Considerations for the Use of Probabilistic Assessments in Regulatory Decision Making Related to Pressure Boundary Component Aging
Abstract of a technical presentation presented at:
American Society of Mechanical Engineers
Pressure Vessels and Piping Conference
July 16-20, 2017
Blair Carroll, M. Eng., P. Eng.
John Jin, Ph.D, P.Eng.
Canadian Nuclear Safety Commission
Within the current Canadian regulatory framework, the structural integrity of pressure boundary components with detected service-induced degradation must be demonstrated using deterministic evaluation techniques. However, CSNC staff has recognized that the inherent conservatism in these deterministic assessment approaches may generate overly conservative conclusions when they are applied to assess the impact of postulated service-induced degradation to establish aging management requirements for nuclear power plant pressure boundary components. This may have the unintended effect of reducing the effectiveness of aging management programs by directing resources toward activities that will have minimal benefits for improving plant safety and could result in unnecessary doses to personnel. With this in mind, CNSC staff has accepted the limited use of probabilistic assessments prepared by licensees to support aging management activities for pressure boundary components.

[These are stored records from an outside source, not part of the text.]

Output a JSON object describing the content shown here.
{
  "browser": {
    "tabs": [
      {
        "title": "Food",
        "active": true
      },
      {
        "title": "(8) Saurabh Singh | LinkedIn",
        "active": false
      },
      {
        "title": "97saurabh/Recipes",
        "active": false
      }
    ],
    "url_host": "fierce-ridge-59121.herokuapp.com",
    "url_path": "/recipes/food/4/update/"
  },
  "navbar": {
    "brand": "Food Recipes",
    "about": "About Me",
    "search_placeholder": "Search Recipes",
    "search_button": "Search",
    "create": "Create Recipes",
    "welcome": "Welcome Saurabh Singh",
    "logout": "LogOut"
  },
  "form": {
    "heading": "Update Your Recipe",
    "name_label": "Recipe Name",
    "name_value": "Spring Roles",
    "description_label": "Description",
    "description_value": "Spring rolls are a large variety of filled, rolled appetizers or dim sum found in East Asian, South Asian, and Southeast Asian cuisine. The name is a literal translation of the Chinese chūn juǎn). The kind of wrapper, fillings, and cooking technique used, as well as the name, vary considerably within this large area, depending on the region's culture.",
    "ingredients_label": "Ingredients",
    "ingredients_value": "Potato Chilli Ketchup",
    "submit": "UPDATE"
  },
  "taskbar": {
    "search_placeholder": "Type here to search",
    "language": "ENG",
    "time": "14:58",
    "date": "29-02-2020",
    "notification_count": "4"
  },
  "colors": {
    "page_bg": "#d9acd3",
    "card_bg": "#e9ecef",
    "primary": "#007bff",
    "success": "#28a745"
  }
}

These probabilistic assessments form a part of risk informed decision making strategies intended to reduce excess conservatism that could arise if decisions are based only on the results of deterministic assessments. Examples include assessments of the risk of CANDU pressure tube rupture and the risk of failure of CANDU feeder piping dissimilar metal welds due to stress corrosion cracking.
This paper provides an overview of CNSC staff’s experiences with the review and acceptance of licensee submissions incorporating probabilistic assessments of pressure boundary component aging for risk informed decision making.
To obtain a copy of the abstract’s document, please contact us at firstname.lastname@example.org or call 613-995-5894 or 1-800-668-5284 (in Canada). When contacting us, please provide the title and date of the abstract.
- Date modified: